PAGMI is an initiative designed to mine and aggregate gold from artisanal and small-scale miners under the National Gold Purchase Programme. Artisanal and small-scale mining (ASM) is largely an informal sector where subsistence miners who are not officially employed by a mining company work independently, mining minerals using their own resources, usually by hand.
PAGMI purchases gold directly from artisanal miners, processes it to export standard and sells it at international market rates to capture value for the Nigerian economy. Reports suggest that up to 95% of gold in Nigeria is illegally mined and revenues are not remitted to the country. This initiative directly tackles this issue.
The International Finance Corporation (IFC) estimates that there are over 40 minerals exist across 500 locations in Nigeria including but not limited to Clay and Kaolin, Gold, Bitumen etc. Quarrying dominates the mining sector’s output, accounting for more than 90% of its output. The metal ores subsector, which accounts for less than 10% of output, is growing very fast, recording a growth rate of 22.8% between 2016 and 2018. There is an estimated 200m MT of gold resources in Nigeria and approximately 60m MT of reserves with an estimated total value of $65m-$80m.
Presently, the mining of solid minerals in Nigeria is dominated by artisanal and illegal mining which make up 95% of the players within the sector and have led to:
- Value pool leakages from the government due to avoidance of tax and royalties (only c.23% of royalties were remitted in 2016)
- Value pool leakages to the artisanal miners due to a lack of fair price paid by traders in the black market
- Limited growth of the sector due to lack of exploration and discovery of minerals
Reports from the Solid Mineral Development Fund (SMDF) suggest that about 21 metric tons (MT) of gold was exported to the UAE in 2016 from Nigeria while official records put Nigeria’s total gold production in 2016 at 7.9 MT. Combined royalty losses from informal exports of gold for 2016 and 2017 is estimated at $65m.
Other challenges include prevalence of Child labour in dangerous conditions leading to serious health conditions.

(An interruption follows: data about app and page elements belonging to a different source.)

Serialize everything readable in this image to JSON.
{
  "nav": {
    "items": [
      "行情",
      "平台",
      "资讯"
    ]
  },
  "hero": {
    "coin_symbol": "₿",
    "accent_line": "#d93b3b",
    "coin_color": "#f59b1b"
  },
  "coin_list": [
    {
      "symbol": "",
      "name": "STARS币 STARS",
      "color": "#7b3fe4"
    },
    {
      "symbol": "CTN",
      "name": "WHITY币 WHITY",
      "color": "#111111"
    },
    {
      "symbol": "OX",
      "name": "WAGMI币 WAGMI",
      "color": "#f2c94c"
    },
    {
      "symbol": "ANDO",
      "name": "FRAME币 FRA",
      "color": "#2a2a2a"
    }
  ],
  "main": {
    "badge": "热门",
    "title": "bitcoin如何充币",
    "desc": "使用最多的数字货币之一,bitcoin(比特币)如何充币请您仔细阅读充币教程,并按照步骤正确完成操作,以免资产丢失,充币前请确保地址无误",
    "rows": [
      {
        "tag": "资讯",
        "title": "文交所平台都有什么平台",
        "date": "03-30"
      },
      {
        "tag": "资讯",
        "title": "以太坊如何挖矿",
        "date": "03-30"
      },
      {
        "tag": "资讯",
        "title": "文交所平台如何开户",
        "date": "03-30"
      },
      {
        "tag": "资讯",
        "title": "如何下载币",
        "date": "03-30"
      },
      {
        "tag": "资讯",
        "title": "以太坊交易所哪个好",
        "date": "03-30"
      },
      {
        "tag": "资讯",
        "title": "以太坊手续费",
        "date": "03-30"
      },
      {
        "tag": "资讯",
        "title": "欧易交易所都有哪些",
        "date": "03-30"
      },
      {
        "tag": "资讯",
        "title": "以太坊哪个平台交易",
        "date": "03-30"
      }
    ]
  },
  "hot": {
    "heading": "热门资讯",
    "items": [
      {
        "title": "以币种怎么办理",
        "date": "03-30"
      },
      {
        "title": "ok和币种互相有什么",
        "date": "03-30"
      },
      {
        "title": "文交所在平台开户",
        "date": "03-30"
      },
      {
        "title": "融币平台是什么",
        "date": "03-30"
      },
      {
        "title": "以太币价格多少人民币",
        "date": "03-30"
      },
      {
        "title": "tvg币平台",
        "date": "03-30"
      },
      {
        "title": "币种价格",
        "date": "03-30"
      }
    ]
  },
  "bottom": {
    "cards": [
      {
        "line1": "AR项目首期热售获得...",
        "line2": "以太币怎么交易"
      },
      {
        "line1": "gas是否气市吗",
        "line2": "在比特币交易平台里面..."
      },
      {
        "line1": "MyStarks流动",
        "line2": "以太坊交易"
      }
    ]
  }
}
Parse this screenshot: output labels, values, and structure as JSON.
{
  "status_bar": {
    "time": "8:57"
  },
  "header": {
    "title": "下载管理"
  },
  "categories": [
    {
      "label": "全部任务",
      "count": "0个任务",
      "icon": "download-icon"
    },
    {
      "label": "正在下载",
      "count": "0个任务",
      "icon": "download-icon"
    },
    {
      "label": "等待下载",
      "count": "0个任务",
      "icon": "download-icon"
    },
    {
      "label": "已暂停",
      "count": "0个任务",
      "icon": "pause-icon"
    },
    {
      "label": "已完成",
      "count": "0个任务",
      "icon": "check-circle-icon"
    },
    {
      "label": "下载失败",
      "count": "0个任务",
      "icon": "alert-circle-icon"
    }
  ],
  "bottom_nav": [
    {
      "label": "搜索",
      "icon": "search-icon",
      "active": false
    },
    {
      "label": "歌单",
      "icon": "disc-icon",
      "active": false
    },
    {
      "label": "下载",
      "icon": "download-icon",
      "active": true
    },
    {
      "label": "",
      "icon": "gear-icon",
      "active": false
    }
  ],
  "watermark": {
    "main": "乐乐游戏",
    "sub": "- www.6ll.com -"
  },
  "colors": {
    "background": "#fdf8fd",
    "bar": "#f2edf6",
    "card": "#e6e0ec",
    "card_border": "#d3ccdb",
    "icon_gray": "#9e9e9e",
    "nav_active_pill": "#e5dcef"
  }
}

In 2015, over 400 children died from lead poisoning in Zamfara State and it is estimated that more than 15,000 children needed urgent treatment.
Miners’ safety concerns also prevail due to hazards and exposures from mining inappropriately. There are also higher mining costs and inefficiencies due to the use of rudimentary tools
To surmount these challenges, His Excellency, the President initiated the PAGMI programme to facilitate fair dealing for Artisanal miners and fast track the development of the Solid Minerals Sector of the Nigerian economy.